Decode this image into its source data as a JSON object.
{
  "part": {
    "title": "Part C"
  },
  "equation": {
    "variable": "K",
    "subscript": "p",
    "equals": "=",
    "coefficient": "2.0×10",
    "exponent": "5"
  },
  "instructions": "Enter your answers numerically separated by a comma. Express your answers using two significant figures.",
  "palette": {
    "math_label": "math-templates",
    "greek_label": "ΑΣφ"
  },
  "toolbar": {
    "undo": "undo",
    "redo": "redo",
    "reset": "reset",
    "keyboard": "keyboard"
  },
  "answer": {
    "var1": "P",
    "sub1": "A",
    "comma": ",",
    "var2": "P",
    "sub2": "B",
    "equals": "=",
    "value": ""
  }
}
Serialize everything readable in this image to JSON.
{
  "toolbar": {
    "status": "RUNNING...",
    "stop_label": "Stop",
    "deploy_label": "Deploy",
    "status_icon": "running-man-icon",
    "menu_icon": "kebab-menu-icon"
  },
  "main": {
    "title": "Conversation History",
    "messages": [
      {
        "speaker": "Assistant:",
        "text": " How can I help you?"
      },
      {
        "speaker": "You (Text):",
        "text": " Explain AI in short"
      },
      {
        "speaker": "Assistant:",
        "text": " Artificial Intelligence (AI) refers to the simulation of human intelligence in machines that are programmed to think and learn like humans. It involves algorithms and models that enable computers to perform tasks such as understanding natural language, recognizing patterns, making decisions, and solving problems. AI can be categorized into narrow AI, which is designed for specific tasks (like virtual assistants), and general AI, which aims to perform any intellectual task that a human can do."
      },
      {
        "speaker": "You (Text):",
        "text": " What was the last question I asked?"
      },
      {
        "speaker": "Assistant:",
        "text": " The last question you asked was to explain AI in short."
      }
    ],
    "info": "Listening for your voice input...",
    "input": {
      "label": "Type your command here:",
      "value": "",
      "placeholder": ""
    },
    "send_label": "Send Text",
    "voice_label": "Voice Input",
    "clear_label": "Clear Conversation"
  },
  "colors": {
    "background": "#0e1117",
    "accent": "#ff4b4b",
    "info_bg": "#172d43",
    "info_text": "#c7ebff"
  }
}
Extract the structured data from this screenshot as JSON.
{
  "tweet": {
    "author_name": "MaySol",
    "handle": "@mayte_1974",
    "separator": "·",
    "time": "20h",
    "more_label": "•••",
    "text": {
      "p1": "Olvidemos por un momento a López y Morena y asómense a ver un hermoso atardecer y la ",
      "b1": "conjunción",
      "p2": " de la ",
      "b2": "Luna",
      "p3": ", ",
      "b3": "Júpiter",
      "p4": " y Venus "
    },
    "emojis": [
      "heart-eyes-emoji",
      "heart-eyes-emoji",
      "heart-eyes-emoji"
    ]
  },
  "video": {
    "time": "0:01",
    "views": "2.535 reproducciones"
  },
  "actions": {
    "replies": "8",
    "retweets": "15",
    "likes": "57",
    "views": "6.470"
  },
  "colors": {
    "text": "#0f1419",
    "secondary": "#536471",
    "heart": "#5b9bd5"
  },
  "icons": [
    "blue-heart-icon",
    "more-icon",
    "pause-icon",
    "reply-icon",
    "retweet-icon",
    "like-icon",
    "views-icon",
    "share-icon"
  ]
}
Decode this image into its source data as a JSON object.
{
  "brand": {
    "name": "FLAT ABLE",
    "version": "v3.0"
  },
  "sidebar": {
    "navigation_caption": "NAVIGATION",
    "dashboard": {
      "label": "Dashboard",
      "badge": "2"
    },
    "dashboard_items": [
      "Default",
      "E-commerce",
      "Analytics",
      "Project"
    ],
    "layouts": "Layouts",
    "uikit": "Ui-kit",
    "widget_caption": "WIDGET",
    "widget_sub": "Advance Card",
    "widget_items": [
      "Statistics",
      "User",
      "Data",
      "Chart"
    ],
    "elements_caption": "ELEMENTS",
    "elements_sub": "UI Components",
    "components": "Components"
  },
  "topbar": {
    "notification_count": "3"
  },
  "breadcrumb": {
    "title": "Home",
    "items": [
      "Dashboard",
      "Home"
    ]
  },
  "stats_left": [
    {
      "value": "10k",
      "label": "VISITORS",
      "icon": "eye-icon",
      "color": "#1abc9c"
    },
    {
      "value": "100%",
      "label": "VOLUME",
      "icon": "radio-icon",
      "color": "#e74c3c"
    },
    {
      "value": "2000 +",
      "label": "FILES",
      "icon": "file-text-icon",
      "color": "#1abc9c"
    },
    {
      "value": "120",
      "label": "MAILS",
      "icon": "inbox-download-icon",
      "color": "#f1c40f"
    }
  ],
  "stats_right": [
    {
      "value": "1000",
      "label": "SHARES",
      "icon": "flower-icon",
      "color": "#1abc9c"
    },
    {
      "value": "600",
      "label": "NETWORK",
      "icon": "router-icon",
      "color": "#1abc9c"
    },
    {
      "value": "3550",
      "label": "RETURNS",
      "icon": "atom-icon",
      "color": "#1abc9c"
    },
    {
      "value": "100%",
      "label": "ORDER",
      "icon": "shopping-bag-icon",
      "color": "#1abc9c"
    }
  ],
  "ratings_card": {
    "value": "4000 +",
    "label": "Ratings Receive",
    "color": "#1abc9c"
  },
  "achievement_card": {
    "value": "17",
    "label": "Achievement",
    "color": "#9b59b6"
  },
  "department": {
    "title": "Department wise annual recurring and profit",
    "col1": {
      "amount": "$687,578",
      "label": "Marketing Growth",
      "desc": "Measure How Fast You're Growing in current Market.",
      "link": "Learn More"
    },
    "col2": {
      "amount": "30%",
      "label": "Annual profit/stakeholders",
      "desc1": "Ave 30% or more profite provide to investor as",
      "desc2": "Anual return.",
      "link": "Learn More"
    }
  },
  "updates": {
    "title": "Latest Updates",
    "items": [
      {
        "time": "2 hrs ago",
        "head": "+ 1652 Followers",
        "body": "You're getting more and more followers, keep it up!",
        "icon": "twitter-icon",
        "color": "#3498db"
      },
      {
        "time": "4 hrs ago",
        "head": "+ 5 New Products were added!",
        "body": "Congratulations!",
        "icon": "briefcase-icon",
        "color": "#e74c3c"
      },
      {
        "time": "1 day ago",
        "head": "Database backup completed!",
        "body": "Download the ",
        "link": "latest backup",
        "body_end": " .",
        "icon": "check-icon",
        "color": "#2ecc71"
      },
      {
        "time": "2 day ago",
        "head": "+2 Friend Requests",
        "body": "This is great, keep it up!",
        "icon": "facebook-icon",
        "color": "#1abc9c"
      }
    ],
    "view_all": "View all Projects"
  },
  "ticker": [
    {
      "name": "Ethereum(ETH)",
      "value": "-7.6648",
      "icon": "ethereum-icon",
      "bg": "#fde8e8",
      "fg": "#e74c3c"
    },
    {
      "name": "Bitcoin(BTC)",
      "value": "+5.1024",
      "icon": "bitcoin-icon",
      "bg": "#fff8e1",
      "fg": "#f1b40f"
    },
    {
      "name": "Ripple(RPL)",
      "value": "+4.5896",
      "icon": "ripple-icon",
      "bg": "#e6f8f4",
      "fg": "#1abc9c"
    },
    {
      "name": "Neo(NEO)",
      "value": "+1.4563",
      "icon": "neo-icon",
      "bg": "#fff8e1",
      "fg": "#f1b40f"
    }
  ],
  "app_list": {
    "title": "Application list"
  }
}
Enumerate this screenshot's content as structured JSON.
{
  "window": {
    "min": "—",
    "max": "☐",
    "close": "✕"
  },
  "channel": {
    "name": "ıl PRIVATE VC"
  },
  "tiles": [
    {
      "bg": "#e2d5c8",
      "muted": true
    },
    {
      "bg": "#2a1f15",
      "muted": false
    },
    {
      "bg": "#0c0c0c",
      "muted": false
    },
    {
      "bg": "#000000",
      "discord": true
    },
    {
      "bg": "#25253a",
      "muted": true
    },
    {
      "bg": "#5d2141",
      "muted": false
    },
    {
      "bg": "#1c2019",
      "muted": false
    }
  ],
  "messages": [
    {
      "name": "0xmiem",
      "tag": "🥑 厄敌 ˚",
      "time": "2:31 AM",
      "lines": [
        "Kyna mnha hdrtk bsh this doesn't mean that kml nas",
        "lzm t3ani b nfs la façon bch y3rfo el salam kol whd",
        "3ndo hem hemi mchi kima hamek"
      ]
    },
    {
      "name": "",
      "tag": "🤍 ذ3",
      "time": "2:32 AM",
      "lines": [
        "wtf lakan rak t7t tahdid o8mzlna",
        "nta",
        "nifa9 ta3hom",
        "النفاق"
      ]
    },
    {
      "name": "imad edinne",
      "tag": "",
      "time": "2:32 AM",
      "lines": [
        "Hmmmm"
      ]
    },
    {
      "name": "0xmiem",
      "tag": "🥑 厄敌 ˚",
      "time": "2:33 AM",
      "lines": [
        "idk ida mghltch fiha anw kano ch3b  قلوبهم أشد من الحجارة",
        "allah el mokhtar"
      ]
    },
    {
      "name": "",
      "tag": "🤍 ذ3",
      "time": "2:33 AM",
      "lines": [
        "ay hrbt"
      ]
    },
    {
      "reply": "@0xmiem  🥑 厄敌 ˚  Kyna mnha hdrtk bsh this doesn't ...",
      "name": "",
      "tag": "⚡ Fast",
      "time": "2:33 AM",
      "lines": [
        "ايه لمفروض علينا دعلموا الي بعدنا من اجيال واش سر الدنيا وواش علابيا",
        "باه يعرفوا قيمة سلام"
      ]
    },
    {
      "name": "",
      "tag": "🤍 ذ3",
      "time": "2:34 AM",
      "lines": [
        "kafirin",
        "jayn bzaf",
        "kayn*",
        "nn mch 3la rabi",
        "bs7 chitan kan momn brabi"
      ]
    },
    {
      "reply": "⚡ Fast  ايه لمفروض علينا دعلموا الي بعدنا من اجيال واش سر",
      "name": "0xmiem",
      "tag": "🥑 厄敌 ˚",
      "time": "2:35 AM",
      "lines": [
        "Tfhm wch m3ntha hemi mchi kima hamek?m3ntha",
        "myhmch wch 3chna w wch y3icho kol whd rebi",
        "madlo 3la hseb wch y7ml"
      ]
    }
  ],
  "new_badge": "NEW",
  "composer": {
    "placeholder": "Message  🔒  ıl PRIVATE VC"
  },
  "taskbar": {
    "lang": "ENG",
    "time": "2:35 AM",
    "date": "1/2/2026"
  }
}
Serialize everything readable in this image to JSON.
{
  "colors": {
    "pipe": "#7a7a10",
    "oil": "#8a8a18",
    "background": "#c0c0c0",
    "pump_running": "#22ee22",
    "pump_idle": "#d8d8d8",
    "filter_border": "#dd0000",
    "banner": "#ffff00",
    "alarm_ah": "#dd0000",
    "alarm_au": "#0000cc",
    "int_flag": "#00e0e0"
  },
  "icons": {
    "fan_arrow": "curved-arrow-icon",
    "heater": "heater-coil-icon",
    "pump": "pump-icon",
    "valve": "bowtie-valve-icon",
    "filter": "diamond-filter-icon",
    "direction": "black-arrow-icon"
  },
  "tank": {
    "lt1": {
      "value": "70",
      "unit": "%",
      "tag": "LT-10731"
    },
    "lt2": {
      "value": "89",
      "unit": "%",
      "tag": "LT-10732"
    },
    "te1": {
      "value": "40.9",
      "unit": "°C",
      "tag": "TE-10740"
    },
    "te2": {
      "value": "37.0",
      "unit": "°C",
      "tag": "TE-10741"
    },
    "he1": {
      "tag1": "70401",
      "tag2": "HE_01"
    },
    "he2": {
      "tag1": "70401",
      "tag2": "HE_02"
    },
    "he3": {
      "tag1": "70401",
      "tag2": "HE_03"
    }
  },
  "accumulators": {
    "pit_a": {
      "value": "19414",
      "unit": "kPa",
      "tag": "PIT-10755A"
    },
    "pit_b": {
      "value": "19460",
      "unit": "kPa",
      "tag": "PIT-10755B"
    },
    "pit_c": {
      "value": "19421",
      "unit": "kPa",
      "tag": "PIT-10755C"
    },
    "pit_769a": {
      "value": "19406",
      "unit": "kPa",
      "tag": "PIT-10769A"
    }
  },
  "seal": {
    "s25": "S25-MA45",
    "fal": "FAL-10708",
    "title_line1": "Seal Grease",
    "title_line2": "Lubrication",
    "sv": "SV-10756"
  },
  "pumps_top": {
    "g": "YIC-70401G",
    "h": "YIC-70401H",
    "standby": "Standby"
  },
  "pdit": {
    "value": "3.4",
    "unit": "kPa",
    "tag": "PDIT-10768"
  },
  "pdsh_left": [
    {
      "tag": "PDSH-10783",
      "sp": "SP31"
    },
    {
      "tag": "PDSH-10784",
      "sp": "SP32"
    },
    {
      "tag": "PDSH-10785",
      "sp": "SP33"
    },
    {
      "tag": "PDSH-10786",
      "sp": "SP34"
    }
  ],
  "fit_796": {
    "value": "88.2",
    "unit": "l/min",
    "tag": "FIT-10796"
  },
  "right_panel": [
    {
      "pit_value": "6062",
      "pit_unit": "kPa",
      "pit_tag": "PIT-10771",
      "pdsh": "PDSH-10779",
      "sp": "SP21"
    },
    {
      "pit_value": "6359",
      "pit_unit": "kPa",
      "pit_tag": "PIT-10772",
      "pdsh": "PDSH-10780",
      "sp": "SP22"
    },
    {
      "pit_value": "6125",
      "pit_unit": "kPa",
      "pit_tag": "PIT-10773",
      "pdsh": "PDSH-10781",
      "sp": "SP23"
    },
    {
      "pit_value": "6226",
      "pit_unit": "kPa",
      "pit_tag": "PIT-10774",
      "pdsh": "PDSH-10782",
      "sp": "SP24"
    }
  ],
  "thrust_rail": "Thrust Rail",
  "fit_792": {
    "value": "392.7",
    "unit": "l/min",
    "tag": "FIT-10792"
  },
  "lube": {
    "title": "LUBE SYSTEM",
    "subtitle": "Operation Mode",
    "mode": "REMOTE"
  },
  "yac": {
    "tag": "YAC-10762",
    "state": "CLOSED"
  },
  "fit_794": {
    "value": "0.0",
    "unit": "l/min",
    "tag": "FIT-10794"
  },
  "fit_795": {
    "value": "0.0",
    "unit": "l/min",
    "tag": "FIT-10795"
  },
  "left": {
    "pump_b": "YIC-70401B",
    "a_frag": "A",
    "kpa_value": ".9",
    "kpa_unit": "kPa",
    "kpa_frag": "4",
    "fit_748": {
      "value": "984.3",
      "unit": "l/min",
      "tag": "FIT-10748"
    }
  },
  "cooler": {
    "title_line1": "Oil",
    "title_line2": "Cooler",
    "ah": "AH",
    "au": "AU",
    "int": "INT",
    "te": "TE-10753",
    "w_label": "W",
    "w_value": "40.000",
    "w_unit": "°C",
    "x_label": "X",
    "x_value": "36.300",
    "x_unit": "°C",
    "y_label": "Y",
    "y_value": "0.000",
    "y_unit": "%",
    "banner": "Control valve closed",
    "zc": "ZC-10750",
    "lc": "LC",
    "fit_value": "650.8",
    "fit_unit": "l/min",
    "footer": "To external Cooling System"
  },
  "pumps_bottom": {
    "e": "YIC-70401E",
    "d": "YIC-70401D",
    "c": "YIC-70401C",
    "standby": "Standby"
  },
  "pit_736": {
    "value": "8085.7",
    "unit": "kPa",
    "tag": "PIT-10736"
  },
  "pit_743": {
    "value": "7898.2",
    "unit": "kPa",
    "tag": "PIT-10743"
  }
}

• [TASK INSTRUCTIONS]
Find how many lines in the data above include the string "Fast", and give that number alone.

• [RESPONSE AREA]
3